"""
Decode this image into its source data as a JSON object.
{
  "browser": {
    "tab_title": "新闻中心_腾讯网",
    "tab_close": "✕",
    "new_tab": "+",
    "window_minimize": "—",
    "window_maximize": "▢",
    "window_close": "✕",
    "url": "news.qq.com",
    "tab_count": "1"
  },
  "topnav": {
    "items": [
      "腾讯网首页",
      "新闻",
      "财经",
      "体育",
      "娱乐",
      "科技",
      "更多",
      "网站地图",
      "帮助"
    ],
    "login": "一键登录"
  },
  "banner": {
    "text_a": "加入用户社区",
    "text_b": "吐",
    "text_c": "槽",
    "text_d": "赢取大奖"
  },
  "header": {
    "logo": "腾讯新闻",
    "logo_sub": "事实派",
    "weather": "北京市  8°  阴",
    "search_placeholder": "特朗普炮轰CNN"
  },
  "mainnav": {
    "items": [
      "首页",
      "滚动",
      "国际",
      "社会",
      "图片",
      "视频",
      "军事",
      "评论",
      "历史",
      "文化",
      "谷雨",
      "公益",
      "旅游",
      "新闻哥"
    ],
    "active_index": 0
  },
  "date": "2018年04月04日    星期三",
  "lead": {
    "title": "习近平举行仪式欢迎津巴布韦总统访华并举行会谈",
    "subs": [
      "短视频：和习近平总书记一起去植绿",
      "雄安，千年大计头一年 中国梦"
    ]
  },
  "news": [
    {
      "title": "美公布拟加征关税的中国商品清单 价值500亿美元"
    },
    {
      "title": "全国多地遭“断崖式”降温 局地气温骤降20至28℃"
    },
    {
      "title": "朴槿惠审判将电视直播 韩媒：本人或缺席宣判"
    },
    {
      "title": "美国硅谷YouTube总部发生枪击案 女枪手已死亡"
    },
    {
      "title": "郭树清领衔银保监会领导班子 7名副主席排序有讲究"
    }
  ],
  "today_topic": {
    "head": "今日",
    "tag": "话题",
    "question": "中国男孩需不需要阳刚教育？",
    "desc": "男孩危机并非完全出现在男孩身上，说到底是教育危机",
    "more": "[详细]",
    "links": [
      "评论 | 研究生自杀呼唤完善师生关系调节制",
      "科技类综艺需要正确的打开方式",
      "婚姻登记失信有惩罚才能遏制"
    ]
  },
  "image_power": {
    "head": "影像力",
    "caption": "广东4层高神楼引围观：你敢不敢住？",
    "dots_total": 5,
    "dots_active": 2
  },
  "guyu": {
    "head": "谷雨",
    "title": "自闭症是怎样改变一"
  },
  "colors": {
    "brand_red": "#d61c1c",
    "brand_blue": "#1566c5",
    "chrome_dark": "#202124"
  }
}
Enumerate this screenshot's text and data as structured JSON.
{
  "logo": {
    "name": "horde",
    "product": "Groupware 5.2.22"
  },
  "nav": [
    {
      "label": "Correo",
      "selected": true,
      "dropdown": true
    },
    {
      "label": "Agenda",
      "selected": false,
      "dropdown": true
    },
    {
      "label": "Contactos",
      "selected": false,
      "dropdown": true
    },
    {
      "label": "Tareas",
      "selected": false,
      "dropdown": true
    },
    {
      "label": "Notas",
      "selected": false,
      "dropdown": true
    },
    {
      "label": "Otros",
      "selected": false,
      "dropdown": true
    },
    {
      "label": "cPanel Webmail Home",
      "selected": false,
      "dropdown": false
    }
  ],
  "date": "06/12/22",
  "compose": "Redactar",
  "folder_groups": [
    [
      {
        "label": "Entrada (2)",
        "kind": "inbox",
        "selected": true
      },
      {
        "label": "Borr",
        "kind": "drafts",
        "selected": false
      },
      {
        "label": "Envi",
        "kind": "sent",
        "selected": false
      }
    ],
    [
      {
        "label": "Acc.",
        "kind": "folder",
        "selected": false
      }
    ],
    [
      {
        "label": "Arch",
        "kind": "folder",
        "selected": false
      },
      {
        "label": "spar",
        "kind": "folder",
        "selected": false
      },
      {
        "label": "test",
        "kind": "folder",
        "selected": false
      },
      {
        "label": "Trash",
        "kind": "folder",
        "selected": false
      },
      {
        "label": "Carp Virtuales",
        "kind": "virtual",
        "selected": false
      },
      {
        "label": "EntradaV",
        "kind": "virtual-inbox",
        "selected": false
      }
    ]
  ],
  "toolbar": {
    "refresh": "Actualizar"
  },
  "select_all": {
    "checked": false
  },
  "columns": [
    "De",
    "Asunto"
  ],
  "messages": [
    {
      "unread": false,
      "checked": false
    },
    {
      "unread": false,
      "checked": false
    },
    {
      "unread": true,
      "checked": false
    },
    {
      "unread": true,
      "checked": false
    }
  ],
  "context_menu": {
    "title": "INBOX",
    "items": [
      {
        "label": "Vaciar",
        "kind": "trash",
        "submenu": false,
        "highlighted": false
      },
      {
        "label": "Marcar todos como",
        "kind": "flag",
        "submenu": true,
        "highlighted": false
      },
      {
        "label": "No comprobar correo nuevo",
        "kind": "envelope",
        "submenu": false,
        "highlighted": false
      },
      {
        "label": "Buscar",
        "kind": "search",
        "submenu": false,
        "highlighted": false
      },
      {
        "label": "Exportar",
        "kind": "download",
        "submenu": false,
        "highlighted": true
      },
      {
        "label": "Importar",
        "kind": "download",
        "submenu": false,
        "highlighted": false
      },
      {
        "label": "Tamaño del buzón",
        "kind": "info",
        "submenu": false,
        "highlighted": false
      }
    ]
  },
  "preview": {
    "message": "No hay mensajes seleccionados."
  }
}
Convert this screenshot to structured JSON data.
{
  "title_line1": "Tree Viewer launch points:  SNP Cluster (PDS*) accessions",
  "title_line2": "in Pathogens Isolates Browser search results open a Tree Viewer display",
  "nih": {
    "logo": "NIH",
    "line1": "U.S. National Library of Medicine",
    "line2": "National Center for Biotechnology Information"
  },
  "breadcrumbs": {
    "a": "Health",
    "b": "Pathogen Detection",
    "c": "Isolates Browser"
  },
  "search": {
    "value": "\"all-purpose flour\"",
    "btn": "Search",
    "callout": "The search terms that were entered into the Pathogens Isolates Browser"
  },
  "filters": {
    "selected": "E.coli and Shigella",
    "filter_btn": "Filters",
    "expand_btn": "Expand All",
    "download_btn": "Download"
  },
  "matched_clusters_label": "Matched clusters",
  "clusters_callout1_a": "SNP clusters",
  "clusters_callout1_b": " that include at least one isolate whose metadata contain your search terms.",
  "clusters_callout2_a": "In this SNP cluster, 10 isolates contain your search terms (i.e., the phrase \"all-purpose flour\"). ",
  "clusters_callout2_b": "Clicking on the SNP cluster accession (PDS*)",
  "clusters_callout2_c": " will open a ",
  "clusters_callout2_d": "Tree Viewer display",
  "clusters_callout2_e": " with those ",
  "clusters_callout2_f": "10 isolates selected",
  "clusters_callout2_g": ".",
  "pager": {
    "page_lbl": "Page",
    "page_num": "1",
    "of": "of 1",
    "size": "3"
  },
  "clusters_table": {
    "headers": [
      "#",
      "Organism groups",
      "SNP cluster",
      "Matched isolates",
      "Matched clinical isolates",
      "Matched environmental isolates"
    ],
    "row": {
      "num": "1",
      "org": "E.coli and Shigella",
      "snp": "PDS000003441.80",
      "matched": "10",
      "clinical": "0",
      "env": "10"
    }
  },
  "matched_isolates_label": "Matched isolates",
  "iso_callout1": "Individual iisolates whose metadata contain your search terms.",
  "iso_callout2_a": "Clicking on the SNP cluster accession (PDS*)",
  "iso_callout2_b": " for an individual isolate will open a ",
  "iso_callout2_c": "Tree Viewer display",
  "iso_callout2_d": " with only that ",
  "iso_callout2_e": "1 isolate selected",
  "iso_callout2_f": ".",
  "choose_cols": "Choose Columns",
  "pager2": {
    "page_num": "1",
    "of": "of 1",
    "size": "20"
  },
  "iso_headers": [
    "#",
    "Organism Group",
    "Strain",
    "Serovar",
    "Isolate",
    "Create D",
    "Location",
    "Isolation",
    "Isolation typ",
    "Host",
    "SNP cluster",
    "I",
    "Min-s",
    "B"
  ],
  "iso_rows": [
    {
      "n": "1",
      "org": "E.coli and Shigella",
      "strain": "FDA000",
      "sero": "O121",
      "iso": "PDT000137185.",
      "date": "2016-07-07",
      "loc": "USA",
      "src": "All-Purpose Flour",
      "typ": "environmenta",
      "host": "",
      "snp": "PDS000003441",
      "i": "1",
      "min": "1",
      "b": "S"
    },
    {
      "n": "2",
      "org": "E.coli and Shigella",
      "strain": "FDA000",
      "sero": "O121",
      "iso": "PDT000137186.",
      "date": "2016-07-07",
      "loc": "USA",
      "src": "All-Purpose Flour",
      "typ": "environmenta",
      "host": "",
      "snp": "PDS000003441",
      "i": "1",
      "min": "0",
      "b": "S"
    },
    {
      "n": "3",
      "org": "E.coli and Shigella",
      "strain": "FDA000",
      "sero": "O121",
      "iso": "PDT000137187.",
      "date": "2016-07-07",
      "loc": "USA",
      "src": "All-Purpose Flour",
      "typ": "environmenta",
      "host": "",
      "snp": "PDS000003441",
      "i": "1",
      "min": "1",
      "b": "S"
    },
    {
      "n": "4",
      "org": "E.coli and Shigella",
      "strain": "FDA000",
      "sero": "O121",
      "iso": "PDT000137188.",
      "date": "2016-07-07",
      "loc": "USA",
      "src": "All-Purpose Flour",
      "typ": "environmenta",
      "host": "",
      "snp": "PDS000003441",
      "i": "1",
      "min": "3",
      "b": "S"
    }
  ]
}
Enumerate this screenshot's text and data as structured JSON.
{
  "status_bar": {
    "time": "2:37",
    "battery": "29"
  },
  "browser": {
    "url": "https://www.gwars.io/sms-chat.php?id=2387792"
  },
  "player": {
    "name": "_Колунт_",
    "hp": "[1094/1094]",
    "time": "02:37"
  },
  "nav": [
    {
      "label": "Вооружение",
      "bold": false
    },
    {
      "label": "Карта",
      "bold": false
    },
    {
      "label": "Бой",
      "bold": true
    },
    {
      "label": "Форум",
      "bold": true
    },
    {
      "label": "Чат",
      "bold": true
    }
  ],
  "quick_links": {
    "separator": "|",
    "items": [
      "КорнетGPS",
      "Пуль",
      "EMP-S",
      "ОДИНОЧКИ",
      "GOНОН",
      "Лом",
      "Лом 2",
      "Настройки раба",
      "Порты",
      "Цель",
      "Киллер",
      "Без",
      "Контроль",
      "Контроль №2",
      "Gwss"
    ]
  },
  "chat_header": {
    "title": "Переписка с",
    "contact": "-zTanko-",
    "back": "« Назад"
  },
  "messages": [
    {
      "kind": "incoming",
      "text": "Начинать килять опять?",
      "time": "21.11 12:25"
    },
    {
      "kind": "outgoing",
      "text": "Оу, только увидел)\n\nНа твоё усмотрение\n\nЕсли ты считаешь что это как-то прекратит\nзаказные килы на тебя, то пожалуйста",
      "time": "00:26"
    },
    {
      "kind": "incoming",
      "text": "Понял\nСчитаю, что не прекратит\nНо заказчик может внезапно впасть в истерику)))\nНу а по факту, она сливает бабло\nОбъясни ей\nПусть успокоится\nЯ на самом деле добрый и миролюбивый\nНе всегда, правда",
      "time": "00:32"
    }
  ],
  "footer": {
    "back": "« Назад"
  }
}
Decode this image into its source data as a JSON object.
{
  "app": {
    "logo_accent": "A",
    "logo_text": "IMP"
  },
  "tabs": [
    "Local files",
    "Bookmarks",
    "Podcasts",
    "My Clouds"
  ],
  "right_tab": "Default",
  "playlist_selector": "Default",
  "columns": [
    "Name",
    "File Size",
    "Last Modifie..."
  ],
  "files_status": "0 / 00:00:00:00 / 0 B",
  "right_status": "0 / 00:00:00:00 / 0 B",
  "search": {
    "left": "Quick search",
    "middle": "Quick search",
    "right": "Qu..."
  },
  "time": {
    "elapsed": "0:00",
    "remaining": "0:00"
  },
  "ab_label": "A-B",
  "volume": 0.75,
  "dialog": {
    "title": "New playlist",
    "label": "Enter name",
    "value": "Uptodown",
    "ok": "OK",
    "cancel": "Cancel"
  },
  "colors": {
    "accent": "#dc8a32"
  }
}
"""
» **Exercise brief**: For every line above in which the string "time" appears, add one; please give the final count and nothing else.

» **Problem solution**: 6